[TASK ITEM]
Repeat the entries exactly but omit the pictures.

**** AVAILABLE DATA ****

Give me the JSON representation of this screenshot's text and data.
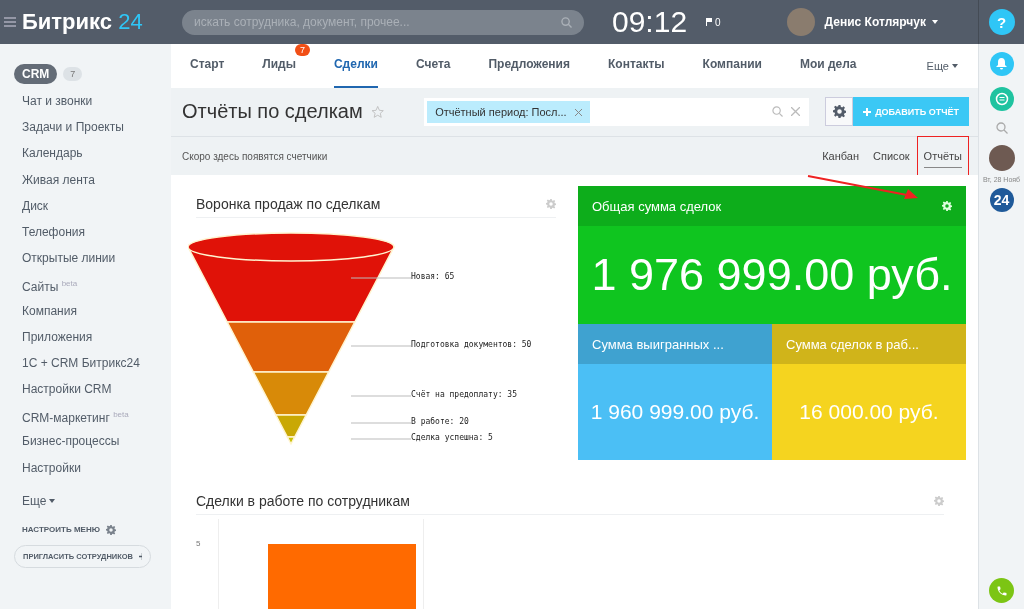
{
  "header": {
    "logo": {
      "text": "Битрикс",
      "accent": "24"
    },
    "search": {
      "placeholder": "искать сотрудника, документ, прочее..."
    },
    "time": "09:12",
    "flag_count": "0",
    "user": "Денис Котлярчук",
    "help": "?"
  },
  "sidebar": {
    "section": {
      "label": "CRM",
      "count": "7"
    },
    "items": [
      {
        "label": "Чат и звонки"
      },
      {
        "label": "Задачи и Проекты"
      },
      {
        "label": "Календарь"
      },
      {
        "label": "Живая лента"
      },
      {
        "label": "Диск"
      },
      {
        "label": "Телефония"
      },
      {
        "label": "Открытые линии"
      },
      {
        "label": "Сайты",
        "sup": "beta"
      },
      {
        "label": "Компания"
      },
      {
        "label": "Приложения"
      },
      {
        "label": "1С + CRM Битрикс24"
      },
      {
        "label": "Настройки CRM"
      },
      {
        "label": "CRM-маркетинг",
        "sup": "beta"
      },
      {
        "label": "Бизнес-процессы"
      },
      {
        "label": "Настройки"
      }
    ],
    "more": "Еще",
    "configure": "НАСТРОИТЬ МЕНЮ",
    "invite": "ПРИГЛАСИТЬ СОТРУДНИКОВ"
  },
  "tabs": [
    {
      "label": "Старт",
      "selected": false
    },
    {
      "label": "Лиды",
      "selected": false,
      "badge": "7"
    },
    {
      "label": "Сделки",
      "selected": true
    },
    {
      "label": "Счета",
      "selected": false
    },
    {
      "label": "Предложения",
      "selected": false
    },
    {
      "label": "Контакты",
      "selected": false
    },
    {
      "label": "Компании",
      "selected": false
    },
    {
      "label": "Мои дела",
      "selected": false
    }
  ],
  "tabs_more": "Еще",
  "page": {
    "title": "Отчёты по сделкам",
    "filter_chip": "Отчётный период: Посл...",
    "add_button": "ДОБАВИТЬ ОТЧЁТ",
    "counters_note": "Скоро здесь появятся счетчики",
    "views": [
      {
        "label": "Канбан",
        "selected": false,
        "highlighted": false
      },
      {
        "label": "Список",
        "selected": false,
        "highlighted": false
      },
      {
        "label": "Отчёты",
        "selected": true,
        "highlighted": true
      }
    ]
  },
  "funnel": {
    "title": "Воронка продаж по сделкам",
    "stages": [
      {
        "label": "Новая: 65",
        "color": "#e01208"
      },
      {
        "label": "Подготовка документов: 50",
        "color": "#e0600a"
      },
      {
        "label": "Счёт на предоплату: 35",
        "color": "#d88a08"
      },
      {
        "label": "В работе: 20",
        "color": "#c9a804"
      },
      {
        "label": "Сделка успешна: 5",
        "color": "#c9c004"
      }
    ]
  },
  "sums": {
    "title": "Общая сумма сделок",
    "total": "1 976 999.00 руб.",
    "color": "#0fc51f",
    "tiles": [
      {
        "title": "Сумма выигранных ...",
        "value": "1 960 999.00 руб.",
        "color": "#4bbff5"
      },
      {
        "title": "Сумма сделок в раб...",
        "value": "16 000.00 руб.",
        "color": "#f5d41f"
      }
    ]
  },
  "employees": {
    "title": "Сделки в работе по сотрудникам",
    "axis_label": "5"
  },
  "right_bar": {
    "date": "Вт, 28 Нояб",
    "badge": "24"
  }
}
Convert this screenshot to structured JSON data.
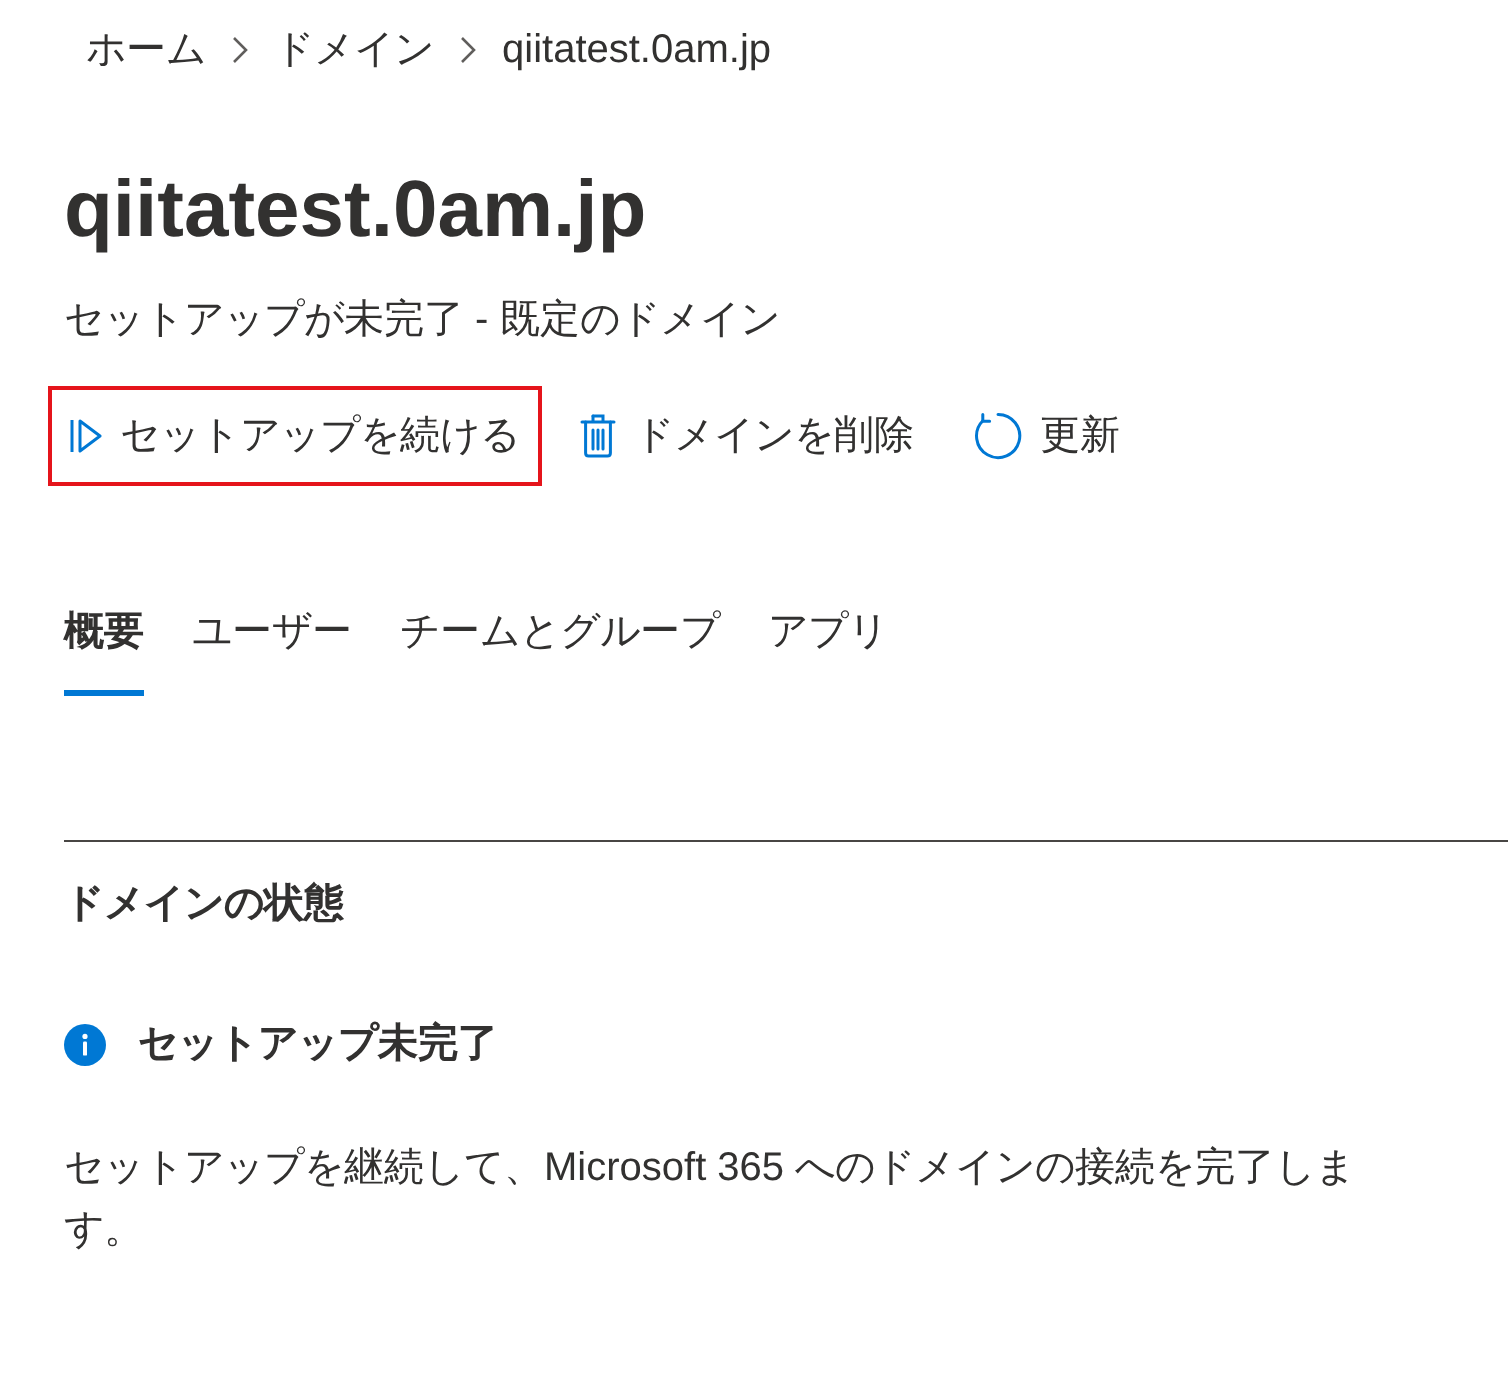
{
  "breadcrumb": [
    {
      "label": "ホーム"
    },
    {
      "label": "ドメイン"
    },
    {
      "label": "qiitatest.0am.jp"
    }
  ],
  "title": "qiitatest.0am.jp",
  "subtitle": "セットアップが未完了 - 既定のドメイン",
  "actions": [
    {
      "kind": "play",
      "label": "セットアップを続ける",
      "highlighted": true
    },
    {
      "kind": "delete",
      "label": "ドメインを削除",
      "highlighted": false
    },
    {
      "kind": "refresh",
      "label": "更新",
      "highlighted": false
    }
  ],
  "tabs": [
    {
      "label": "概要",
      "selected": true
    },
    {
      "label": "ユーザー",
      "selected": false
    },
    {
      "label": "チームとグループ",
      "selected": false
    },
    {
      "label": "アプリ",
      "selected": false
    }
  ],
  "section": {
    "heading": "ドメインの状態",
    "status": {
      "kind": "info",
      "title": "セットアップ未完了"
    },
    "description": "セットアップを継続して、Microsoft 365 へのドメインの接続を完了します。"
  }
}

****

[ANSWER TO THIS EXERCISE]
Give me the JSON representation of this screenshot's text and data.
{
  "header": {
    "logo": {
      "text": "Битрикс",
      "accent": "24"
    },
    "search": {
      "placeholder": "искать сотрудника, документ, прочее..."
    },
    "time": "09:12",
    "flag_count": "0",
    "user": "Денис Котлярчук",
    "help": "?"
  },
  "sidebar": {
    "section": {
      "label": "CRM",
      "count": "7"
    },
    "items": [
      {
        "label": "Чат и звонки"
      },
      {
        "label": "Задачи и Проекты"
      },
      {
        "label": "Календарь"
      },
      {
        "label": "Живая лента"
      },
      {
        "label": "Диск"
      },
      {
        "label": "Телефония"
      },
      {
        "label": "Открытые линии"
      },
      {
        "label": "Сайты",
        "sup": "beta"
      },
      {
        "label": "Компания"
      },
      {
        "label": "Приложения"
      },
      {
        "label": "1С + CRM Битрикс24"
      },
      {
        "label": "Настройки CRM"
      },
      {
        "label": "CRM-маркетинг",
        "sup": "beta"
      },
      {
        "label": "Бизнес-процессы"
      },
      {
        "label": "Настройки"
      }
    ],
    "more": "Еще",
    "configure": "НАСТРОИТЬ МЕНЮ",
    "invite": "ПРИГЛАСИТЬ СОТРУДНИКОВ"
  },
  "tabs": [
    {
      "label": "Старт",
      "selected": false
    },
    {
      "label": "Лиды",
      "selected": false,
      "badge": "7"
    },
    {
      "label": "Сделки",
      "selected": true
    },
    {
      "label": "Счета",
      "selected": false
    },
    {
      "label": "Предложения",
      "selected": false
    },
    {
      "label": "Контакты",
      "selected": false
    },
    {
      "label": "Компании",
      "selected": false
    },
    {
      "label": "Мои дела",
      "selected": false
    }
  ],
  "tabs_more": "Еще",
  "page": {
    "title": "Отчёты по сделкам",
    "filter_chip": "Отчётный период: Посл...",
    "add_button": "ДОБАВИТЬ ОТЧЁТ",
    "counters_note": "Скоро здесь появятся счетчики",
    "views": [
      {
        "label": "Канбан",
        "selected": false,
        "highlighted": false
      },
      {
        "label": "Список",
        "selected": false,
        "highlighted": false
      },
      {
        "label": "Отчёты",
        "selected": true,
        "highlighted": true
      }
    ]
  },
  "funnel": {
    "title": "Воронка продаж по сделкам",
    "stages": [
      {
        "label": "Новая: 65",
        "color": "#e01208"
      },
      {
        "label": "Подготовка документов: 50",
        "color": "#e0600a"
      },
      {
        "label": "Счёт на предоплату: 35",
        "color": "#d88a08"
      },
      {
        "label": "В работе: 20",
        "color": "#c9a804"
      },
      {
        "label": "Сделка успешна: 5",
        "color": "#c9c004"
      }
    ]
  },
  "sums": {
    "title": "Общая сумма сделок",
    "total": "1 976 999.00 руб.",
    "color": "#0fc51f",
    "tiles": [
      {
        "title": "Сумма выигранных ...",
        "value": "1 960 999.00 руб.",
        "color": "#4bbff5"
      },
      {
        "title": "Сумма сделок в раб...",
        "value": "16 000.00 руб.",
        "color": "#f5d41f"
      }
    ]
  },
  "employees": {
    "title": "Сделки в работе по сотрудникам",
    "axis_label": "5"
  },
  "right_bar": {
    "date": "Вт, 28 Нояб",
    "badge": "24"
  }
}
Convert this screenshot to structured JSON data.
{
  "breadcrumb": [
    {
      "label": "ホーム"
    },
    {
      "label": "ドメイン"
    },
    {
      "label": "qiitatest.0am.jp"
    }
  ],
  "title": "qiitatest.0am.jp",
  "subtitle": "セットアップが未完了 - 既定のドメイン",
  "actions": [
    {
      "kind": "play",
      "label": "セットアップを続ける",
      "highlighted": true
    },
    {
      "kind": "delete",
      "label": "ドメインを削除",
      "highlighted": false
    },
    {
      "kind": "refresh",
      "label": "更新",
      "highlighted": false
    }
  ],
  "tabs": [
    {
      "label": "概要",
      "selected": true
    },
    {
      "label": "ユーザー",
      "selected": false
    },
    {
      "label": "チームとグループ",
      "selected": false
    },
    {
      "label": "アプリ",
      "selected": false
    }
  ],
  "section": {
    "heading": "ドメインの状態",
    "status": {
      "kind": "info",
      "title": "セットアップ未完了"
    },
    "description": "セットアップを継続して、Microsoft 365 へのドメインの接続を完了します。"
  }
}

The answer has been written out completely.